What you need to do
A word-for-word copy of the listing is what's needed; leave out every image.

--- Data supplied Enclosed Below ---

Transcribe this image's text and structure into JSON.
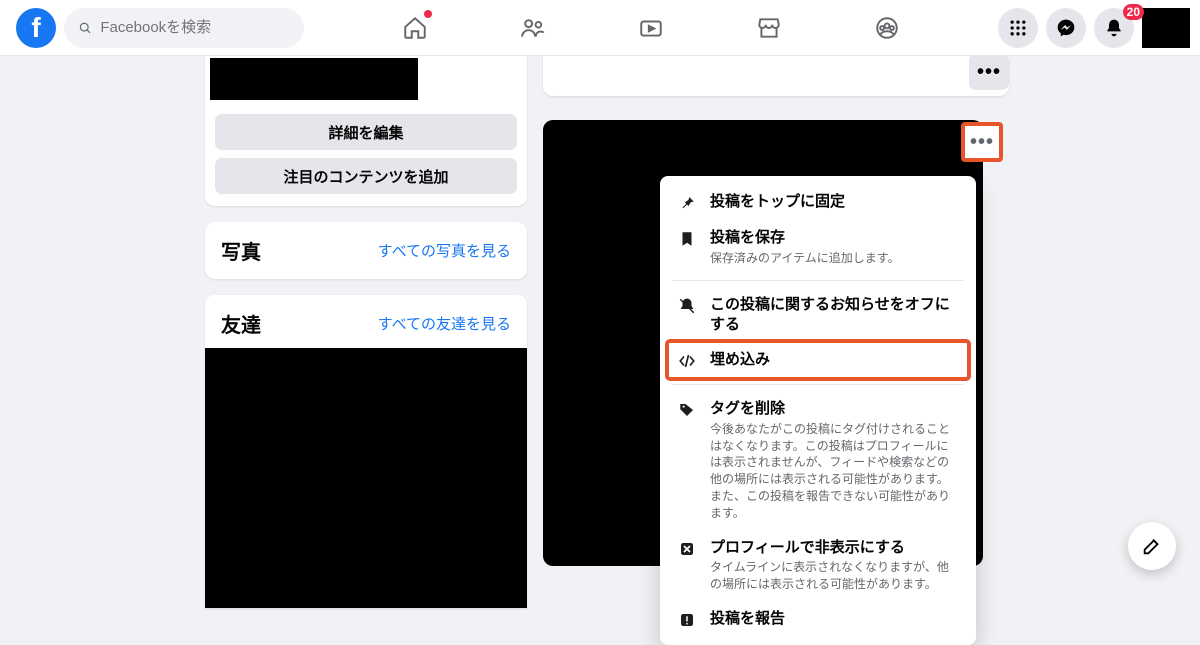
{
  "search": {
    "placeholder": "Facebookを検索"
  },
  "notifications": {
    "badge": "20"
  },
  "left": {
    "edit_details": "詳細を編集",
    "add_featured": "注目のコンテンツを追加",
    "photos_title": "写真",
    "photos_link": "すべての写真を見る",
    "friends_title": "友達",
    "friends_link": "すべての友達を見る"
  },
  "post_menu": {
    "pin": "投稿をトップに固定",
    "save": "投稿を保存",
    "save_sub": "保存済みのアイテムに追加します。",
    "notif_off": "この投稿に関するお知らせをオフにする",
    "embed": "埋め込み",
    "remove_tag": "タグを削除",
    "remove_tag_sub": "今後あなたがこの投稿にタグ付けされることはなくなります。この投稿はプロフィールには表示されませんが、フィードや検索などの他の場所には表示される可能性があります。また、この投稿を報告できない可能性があります。",
    "hide_profile": "プロフィールで非表示にする",
    "hide_profile_sub": "タイムラインに表示されなくなりますが、他の場所には表示される可能性があります。",
    "report": "投稿を報告"
  }
}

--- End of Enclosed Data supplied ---

Solution
Transcribe this image's text and structure into JSON.
{
  "search": {
    "placeholder": "Facebookを検索"
  },
  "notifications": {
    "badge": "20"
  },
  "left": {
    "edit_details": "詳細を編集",
    "add_featured": "注目のコンテンツを追加",
    "photos_title": "写真",
    "photos_link": "すべての写真を見る",
    "friends_title": "友達",
    "friends_link": "すべての友達を見る"
  },
  "post_menu": {
    "pin": "投稿をトップに固定",
    "save": "投稿を保存",
    "save_sub": "保存済みのアイテムに追加します。",
    "notif_off": "この投稿に関するお知らせをオフにする",
    "embed": "埋め込み",
    "remove_tag": "タグを削除",
    "remove_tag_sub": "今後あなたがこの投稿にタグ付けされることはなくなります。この投稿はプロフィールには表示されませんが、フィードや検索などの他の場所には表示される可能性があります。また、この投稿を報告できない可能性があります。",
    "hide_profile": "プロフィールで非表示にする",
    "hide_profile_sub": "タイムラインに表示されなくなりますが、他の場所には表示される可能性があります。",
    "report": "投稿を報告"
  }
}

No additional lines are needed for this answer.